read more about what the girls on The Interval do over here.

especially their project-ish article in which they quoted a lot of young women, including me, in theatre about the history-making Tony Awards 2015 over here.

and then I have some articles I wrote here on this blog about the lack of gender parity in German theatre. Namely here and here.

P.S: I just recently scrolled through a new jury for a new competition for young musical theatre writers and out of the 13 members there’s only one (in numbers: 1!) woman. And while I don’t want to imply with any word I’m writing here and these men aren’t great men in and for German musical theatre – they are and I am inspired by so many of them! – I’m also just like: REALLY?!?!


International Women’s Day

People who know me personally or are just familiar with me talking about what and how I (would) like to work usually know how much I am into everything ‘gender’ (this sounds so weird. SO WEIRD!). I’m getting a lot of my (academic) inspiration from what Judith Butler wrote, especially from Gender Trouble‘s second to last chapter. Basically 80% of my undergrad classes in my major dealt with gender and how we see bodies (on stages and I’m trying hard to keep in that way in grad school. While I am usually primarily thinking about how gender might be constructed in certain theatrical productions, in certain moments through music, action, dance, language….basically whatever you could think of.

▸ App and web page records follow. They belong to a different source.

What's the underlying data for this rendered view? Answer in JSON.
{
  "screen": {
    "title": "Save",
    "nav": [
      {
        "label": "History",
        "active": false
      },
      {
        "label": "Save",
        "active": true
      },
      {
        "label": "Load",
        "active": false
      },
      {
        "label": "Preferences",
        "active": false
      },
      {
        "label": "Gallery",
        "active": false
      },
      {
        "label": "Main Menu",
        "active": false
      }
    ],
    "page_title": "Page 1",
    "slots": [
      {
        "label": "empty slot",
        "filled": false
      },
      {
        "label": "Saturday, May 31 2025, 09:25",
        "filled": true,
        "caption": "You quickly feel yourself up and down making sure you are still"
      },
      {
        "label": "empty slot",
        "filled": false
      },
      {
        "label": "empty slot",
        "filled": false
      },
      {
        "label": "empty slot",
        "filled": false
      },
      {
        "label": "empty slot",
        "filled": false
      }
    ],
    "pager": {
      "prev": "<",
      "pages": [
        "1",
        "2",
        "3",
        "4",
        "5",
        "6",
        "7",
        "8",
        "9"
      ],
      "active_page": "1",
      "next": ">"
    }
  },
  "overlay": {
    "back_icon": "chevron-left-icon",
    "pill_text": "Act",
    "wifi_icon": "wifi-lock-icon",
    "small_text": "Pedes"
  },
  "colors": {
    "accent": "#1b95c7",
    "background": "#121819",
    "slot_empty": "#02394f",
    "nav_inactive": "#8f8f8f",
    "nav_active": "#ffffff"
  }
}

A big part of my private personality is about being a feminist which (to me) means: I am all in for equality of all people. And if that means rooting for women for a while in order to get us (women, society) as far as we can get in equality – so be it. That certainly doesn’t mean I don’t like men or the work of men. In fact some of my very dear collaborators are male and I will continue to work together well with men. Why shouldn’t I?

But – and there is a big, big B-U-T!

If you have been following this blog you might remember my post about two major competitions held in (musical theatre) Germany these days I posted a while ago (if you don’t: check it our here!) and if you – aditionally or alternatively follow me on twitter you might have guess that I’ve recently jumped on the gender parity waggon, mostly because of the amazing (journalistic) work the ladies at The Interval do.

Actually this has – especially in musical theatre in Germany – bothered me for a while. While in most other genres of theatre women tend to become more and more likely to cover high(ish) positions – it isn’t the case with musicals.

What I wanted to leave here in order to celebrate international women’s day today is: The men in our community are doing good work.

But – and here it finally comes, the big B-U-T – let’s just raise awareness for now. May I ask you to – every time you go and see a show, will you read the names of creative teams and just take a moment? If there aren’t any women in it or if there are, it doesn’t matter. Let’s just think about gender parity in German musicals, okay?

And for those you are making the decisions: I would love to see women and girls encouraged to do work in our business.

I have a hard time starting out myself and I would LOVE to see and meet other young professionals working in/with musicals! But just for now I wish us all (women AND men) to have a fantastic women’s day which I will celebrate by going to Leipzig and see my college’s production of Songs For a New World.


Just in case you were just thinking I was making things up here or you need some kick to start thinking about gender parity in theatre, Frank Wesner took this impressive shot last Monday during the first preselection of works at the CREATORS contest I mentioned earlier and in the other post liked above. Pictured are the creators of the five new musicals featured in this preselection. Do I need to say more? 😉